50 Cent has been off his game for a while. Some may argue that the death of former manager, Chris Lighty, was when trouble started to occur, while some believe that his departure from Interscope Records was the beginning of the end of Fif. In any case, most will agree that the past few years haven’t exactly seen 50 on his feet, musically.
This was until earlier this week, when the rapper dropped The Kanan Tape. Serving as 50’s eleventh solo mixtape, The Kanan Tape is a loosely conceptual piece based off of Kanan, the relentless drug dealer character he plays on the hit television series, Power. Clocking in at a mere 25 minutes, the mixtape sees 50 tackling some of the most daring beats he’s ever chosen to rap over.
With The Kanan Tape, 50 Cent, real name Curtis Jackson, navigates away from his more traditional New York-style production, taking a chance with some Southern (and even a little West Coast) flavor throughout the tape. Surprising, it actually features only one instrumental from an East Coast-based name (the closing track, “On Everything” is produced by New Jersey’s !llmind).
A recent trip to Atlanta with G-Unit’s Young Buck found 50 returning home with potential club-smashers from current hit-makers, London on da Track and Sonny Digital. The move was eye-opening, seeing as the rapper has generally found himself working with more unknown producers in recent memory.

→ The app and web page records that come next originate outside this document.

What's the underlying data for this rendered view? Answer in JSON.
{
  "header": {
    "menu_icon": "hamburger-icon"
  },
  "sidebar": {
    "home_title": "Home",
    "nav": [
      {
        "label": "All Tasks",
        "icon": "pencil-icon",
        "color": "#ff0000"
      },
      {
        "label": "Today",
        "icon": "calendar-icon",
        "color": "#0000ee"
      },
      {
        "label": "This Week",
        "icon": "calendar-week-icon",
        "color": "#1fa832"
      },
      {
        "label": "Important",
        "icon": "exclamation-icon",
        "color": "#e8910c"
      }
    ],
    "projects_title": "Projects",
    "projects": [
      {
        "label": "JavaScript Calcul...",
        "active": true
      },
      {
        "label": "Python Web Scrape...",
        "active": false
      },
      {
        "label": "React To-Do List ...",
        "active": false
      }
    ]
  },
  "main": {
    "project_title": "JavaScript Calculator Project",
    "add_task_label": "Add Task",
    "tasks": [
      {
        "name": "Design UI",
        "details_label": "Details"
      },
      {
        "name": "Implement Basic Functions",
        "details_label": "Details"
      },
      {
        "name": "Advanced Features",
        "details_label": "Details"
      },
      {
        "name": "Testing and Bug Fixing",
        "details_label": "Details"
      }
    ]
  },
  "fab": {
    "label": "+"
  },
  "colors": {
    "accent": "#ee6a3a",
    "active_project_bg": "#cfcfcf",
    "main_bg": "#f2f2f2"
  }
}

By stepping out of his box, we see 50 flourish throughout the tape. While perhaps his lyrical content hasn’t exactly evolved all that much over the past few years, 50 still manages to find ways to make his content more exciting and fresh through the use of the beats. 50 displays both his diligent drug dealer (“Body Bags”, “Burner On Me”) and playful pimp (“Too Rich”, “Tryna Fuck Me Over”) characters frequently throughout the project, with content and flows reminiscent of his early Shady/Aftermath/Interscope days circa the releases of Get Rich or Die Tryin’ and 50 Cent: The New Breed.
Aside from his own personal shine on The Kanan Tape, the project’s all-Southern special guests find 50 in good company. Whether Boosie Badazz and Young Buck on the ignorant “Nigga” opener or a standout verse from the White Iverson himself, Post Malone, it is clear that a little time away from home was much needed for Mr. Jackson.
In short, by distancing himself from his usual sound and being more daring in terms of production, features, and concept, The Kanan Tape helps 50 Cent prove that there is indeed a fire still left in his belly. The mixtape marks a Powerful return to a fuller shape from the beast that is the G-Unit general. Despite a tremendous number of duds these past few years, 50 is back and ready to Get Rich, all over again! 8/10
Stream 50 Cent’s The Kanan Tape here: